  • Elizabeth

    Chloe, PEI resident here (it as beautiful here as Montgomery describes).

    I must HIGHLY,HIGHLY recommend the L.M. Montgomery journals once you are done reading the Anne books. They start in 1889, when she is almost 15 yrs old and continue almost to her death (now considered a suicide) in 1942. They are absolutely engrossing and fascinating from a feminist perspective, considering all of the changes she lived through. I won’t give anything away, but please read them.
    She wrote them with the intention of publication after she (and anyone mentioned therein) was dead, and included photographs that she took which are also published.

  • Jen

    Such great books! What I loved most about Anne when I was young was how flawed and real she was. Headstrong and prone to impetuous behavior, which was something that I could really identify with. I remember feeling like Anne was the first girl character that I could relate to. Thanks for reminding me of these great memories!

  • Serenity

    Love Anne! I second (or third?) PEI. I recently watched the 80s miniseries during the PBS pledge drive and cried my eyes out….. again!

    Also, any fans of Ramona Quimby? I loved her and identified with her. All the more avant garde that she was first written in the 50s!

  • Sabina

    I cherish a long, long writer-crush on L. M. Montgomery. Everything she’s ever written is wonderful–I especially like her short stories. Her later books for adults are even better than the Anne series. My favourites are A Tangled Web and The Blue Castle, which I highly recommend. They’re on Project Gutenberg!

  • Emily

    Don’t forget Matilda!!

  • Liz

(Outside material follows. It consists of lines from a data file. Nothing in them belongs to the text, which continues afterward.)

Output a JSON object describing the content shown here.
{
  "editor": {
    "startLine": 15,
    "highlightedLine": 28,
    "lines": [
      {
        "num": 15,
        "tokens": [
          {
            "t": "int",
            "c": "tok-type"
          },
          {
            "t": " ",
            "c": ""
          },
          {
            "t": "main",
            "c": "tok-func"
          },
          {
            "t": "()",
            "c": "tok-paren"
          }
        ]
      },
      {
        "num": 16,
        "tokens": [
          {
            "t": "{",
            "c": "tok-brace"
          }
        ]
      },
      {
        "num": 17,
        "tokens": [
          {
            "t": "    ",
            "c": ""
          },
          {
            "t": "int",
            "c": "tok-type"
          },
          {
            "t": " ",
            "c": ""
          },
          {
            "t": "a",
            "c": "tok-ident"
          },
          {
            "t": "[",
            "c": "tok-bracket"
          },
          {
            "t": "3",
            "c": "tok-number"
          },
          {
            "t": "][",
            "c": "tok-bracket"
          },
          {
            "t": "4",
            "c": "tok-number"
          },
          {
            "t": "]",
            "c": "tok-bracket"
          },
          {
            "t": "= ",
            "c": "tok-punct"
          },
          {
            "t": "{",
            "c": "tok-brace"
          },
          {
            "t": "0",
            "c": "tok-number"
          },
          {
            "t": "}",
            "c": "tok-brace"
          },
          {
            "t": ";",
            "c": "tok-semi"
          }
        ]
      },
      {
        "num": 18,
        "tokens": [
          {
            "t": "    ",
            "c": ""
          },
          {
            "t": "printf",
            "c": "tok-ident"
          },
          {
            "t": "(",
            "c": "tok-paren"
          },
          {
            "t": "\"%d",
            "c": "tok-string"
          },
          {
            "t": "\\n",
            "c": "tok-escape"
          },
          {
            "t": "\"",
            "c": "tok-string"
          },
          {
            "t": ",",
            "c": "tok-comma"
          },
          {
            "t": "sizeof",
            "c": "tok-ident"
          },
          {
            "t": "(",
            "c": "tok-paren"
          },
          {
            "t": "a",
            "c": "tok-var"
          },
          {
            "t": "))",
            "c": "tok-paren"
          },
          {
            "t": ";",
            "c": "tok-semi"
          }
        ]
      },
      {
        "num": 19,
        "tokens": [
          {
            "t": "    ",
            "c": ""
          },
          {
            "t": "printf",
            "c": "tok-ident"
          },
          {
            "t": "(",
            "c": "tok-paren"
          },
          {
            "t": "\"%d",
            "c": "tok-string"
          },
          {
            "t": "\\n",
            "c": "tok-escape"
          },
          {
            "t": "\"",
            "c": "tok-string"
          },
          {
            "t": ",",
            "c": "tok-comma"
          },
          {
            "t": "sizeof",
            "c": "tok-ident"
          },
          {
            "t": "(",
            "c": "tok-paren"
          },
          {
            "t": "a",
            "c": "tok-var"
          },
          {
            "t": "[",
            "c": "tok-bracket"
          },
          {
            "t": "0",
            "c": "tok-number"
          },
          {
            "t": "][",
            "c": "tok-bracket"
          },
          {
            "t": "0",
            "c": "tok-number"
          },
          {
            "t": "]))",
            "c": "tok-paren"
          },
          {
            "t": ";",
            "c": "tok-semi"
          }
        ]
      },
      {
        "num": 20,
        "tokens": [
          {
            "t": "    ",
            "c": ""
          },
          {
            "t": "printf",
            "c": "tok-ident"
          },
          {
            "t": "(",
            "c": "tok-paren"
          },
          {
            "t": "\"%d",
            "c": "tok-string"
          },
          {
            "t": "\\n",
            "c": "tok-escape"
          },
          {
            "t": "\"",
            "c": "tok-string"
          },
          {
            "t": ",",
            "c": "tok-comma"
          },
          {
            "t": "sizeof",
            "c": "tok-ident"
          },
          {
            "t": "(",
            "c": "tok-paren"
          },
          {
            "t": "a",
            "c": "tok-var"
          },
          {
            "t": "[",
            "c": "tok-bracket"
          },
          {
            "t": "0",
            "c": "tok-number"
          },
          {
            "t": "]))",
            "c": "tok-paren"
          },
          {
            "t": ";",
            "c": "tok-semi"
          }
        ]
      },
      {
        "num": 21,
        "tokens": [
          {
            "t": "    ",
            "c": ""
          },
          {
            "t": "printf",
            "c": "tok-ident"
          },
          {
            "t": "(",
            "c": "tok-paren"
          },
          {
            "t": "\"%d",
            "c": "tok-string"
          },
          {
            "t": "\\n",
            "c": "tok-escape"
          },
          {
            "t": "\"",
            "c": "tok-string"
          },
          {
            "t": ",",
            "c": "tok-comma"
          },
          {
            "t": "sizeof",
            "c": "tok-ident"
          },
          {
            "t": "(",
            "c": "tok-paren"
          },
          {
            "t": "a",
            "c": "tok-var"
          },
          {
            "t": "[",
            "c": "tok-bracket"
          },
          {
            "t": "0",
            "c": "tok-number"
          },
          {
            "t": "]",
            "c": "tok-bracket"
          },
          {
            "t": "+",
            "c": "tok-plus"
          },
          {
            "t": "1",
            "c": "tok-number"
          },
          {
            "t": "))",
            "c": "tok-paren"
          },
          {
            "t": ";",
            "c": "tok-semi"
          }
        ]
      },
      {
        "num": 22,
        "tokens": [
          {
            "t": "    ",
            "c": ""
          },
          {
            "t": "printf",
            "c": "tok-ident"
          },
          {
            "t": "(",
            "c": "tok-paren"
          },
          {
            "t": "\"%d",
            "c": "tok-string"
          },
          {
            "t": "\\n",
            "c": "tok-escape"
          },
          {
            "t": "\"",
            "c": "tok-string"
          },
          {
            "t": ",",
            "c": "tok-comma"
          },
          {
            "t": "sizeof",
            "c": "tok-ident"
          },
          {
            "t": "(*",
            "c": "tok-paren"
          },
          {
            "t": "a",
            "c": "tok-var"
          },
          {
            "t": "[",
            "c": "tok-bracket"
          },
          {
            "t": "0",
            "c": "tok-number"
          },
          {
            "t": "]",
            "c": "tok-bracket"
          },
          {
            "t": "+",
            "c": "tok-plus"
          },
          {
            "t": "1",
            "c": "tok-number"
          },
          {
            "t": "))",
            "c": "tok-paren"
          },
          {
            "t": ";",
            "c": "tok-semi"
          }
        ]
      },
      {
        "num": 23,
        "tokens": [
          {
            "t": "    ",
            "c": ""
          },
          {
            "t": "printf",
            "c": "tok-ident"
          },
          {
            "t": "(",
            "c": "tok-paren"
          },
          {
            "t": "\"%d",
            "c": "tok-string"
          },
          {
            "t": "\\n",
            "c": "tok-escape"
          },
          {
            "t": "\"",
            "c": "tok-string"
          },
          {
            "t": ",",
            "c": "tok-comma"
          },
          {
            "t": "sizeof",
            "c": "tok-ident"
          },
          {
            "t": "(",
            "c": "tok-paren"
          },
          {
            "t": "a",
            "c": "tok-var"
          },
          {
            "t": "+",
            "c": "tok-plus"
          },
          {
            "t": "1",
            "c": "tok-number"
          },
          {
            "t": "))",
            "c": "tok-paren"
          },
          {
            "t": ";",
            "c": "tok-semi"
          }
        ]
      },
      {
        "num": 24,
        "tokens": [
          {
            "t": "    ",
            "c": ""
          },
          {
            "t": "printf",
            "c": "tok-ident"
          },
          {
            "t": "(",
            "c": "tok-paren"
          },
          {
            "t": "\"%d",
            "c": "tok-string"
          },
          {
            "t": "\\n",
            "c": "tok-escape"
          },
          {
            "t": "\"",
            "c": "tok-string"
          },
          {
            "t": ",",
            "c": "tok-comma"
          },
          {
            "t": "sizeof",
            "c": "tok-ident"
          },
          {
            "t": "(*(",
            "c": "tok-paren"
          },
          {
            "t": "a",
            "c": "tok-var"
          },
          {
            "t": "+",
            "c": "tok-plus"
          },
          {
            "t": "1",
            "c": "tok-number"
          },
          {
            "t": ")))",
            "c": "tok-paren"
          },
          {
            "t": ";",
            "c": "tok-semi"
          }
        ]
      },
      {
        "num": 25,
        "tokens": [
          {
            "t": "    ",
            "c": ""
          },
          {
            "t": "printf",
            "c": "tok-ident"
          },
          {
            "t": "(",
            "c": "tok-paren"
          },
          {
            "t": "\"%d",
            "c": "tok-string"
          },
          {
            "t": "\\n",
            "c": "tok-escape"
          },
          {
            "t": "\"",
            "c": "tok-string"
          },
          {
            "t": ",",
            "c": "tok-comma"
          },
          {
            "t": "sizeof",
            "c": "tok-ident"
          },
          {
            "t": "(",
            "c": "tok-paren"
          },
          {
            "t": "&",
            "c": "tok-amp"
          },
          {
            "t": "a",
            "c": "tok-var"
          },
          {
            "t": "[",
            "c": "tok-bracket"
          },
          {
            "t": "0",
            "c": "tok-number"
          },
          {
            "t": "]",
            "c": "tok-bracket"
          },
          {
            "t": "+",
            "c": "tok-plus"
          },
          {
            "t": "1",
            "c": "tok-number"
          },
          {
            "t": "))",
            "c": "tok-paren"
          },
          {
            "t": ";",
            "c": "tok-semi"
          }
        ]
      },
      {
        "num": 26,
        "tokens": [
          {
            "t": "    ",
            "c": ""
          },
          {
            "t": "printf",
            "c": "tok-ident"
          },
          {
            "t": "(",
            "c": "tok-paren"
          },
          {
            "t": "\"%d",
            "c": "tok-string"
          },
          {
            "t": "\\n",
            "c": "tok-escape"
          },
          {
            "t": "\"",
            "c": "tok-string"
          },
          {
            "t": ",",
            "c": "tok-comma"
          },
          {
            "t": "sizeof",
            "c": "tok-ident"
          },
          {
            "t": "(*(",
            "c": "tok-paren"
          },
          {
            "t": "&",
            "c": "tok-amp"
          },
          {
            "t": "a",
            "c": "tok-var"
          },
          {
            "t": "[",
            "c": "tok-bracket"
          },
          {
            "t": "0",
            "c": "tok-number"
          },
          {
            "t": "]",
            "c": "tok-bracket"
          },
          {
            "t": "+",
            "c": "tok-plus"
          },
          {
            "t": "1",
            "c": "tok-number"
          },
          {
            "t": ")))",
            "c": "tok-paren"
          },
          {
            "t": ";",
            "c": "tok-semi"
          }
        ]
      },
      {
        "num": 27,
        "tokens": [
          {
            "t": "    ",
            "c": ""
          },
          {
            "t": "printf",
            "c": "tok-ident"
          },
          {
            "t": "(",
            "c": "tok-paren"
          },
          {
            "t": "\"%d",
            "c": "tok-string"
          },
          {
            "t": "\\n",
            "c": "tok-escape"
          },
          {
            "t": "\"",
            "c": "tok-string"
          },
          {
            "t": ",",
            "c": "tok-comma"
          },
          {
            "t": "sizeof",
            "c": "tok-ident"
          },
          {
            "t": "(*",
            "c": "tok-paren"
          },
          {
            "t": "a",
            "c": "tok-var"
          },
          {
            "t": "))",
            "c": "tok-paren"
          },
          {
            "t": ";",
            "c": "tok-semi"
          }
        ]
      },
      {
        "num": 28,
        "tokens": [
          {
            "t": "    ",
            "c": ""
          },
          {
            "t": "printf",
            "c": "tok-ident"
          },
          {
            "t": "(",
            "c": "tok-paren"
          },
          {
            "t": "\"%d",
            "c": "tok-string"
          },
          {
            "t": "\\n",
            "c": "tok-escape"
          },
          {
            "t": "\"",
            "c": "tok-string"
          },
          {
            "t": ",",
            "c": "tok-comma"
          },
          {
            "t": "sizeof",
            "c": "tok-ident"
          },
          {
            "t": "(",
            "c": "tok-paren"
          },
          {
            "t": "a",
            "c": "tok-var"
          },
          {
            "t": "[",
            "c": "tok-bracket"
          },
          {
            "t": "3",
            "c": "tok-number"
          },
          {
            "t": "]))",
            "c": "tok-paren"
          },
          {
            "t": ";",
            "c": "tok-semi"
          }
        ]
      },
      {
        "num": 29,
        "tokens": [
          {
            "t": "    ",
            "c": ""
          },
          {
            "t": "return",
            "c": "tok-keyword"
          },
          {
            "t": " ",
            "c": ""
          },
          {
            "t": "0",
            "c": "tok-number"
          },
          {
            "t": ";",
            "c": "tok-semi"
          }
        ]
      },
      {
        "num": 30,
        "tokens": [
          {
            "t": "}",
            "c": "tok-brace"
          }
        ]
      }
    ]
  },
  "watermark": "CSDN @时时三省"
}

    This is timely for me…I was recently considering rereading these books, because I loved them so much growing up. I was hesistant, though, because books we love as children often fall flat when we reread them as adults and I didn’t want fond memories from my childhood being over ridden by my adult perspective. Specifically, I was worried that Anne would turn out to be less of the female adventurer than I remembered. Thanks for posting this, it helped me decide!

  • Clare

    Oh oh oh! Make sure you read ALL the series, it goes far past her 20s. My favourite of all is the final in the series, Rilla of Ingleside, about Anne and Anne’s youngest daughter. Though Anna of the Island is a close second. I read those two often. And Miss Cornelia in the later books is one of the best characters.

    Many girls look for their Mr. Darcy. I will always be looking for my Gilbert Blythe.

    • Clare

      Just read that last sentence and realised what a romantic sap I become when talking about Gilbert. God help me :P